# Description of the task
Search the records below for the string "shield", and report each line that contains it.

[Data excerpts]
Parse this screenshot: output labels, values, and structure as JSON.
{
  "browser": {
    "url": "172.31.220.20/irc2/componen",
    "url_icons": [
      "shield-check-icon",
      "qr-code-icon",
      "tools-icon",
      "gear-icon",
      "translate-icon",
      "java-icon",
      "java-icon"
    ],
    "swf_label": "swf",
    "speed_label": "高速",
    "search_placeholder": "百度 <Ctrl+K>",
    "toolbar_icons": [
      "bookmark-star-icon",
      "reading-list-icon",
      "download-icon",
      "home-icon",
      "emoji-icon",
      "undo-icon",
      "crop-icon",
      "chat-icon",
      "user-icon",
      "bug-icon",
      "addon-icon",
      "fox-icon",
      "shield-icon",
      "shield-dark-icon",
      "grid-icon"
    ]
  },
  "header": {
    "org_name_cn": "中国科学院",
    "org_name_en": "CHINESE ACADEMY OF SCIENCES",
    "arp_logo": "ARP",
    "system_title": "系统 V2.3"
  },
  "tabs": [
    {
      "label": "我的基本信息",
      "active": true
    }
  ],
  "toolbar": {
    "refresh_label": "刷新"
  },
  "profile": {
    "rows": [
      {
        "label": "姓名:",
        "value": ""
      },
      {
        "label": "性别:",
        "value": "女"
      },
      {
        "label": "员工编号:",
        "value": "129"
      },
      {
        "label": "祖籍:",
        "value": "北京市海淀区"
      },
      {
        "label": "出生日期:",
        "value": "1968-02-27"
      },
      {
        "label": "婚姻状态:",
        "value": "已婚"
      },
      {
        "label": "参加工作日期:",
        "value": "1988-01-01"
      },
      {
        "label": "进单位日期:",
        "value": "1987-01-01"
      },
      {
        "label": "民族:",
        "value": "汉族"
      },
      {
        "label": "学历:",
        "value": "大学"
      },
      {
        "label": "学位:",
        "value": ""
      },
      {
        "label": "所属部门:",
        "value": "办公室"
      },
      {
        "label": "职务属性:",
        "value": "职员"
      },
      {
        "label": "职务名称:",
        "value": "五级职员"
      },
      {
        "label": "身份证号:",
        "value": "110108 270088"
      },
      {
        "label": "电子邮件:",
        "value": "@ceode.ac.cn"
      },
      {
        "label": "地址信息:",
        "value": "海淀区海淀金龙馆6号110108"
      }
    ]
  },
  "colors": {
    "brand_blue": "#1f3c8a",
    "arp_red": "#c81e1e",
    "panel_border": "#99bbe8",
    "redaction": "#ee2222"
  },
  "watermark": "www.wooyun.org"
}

# Written response
      "shield-check-icon",
      "shield-icon",
      "shield-dark-icon",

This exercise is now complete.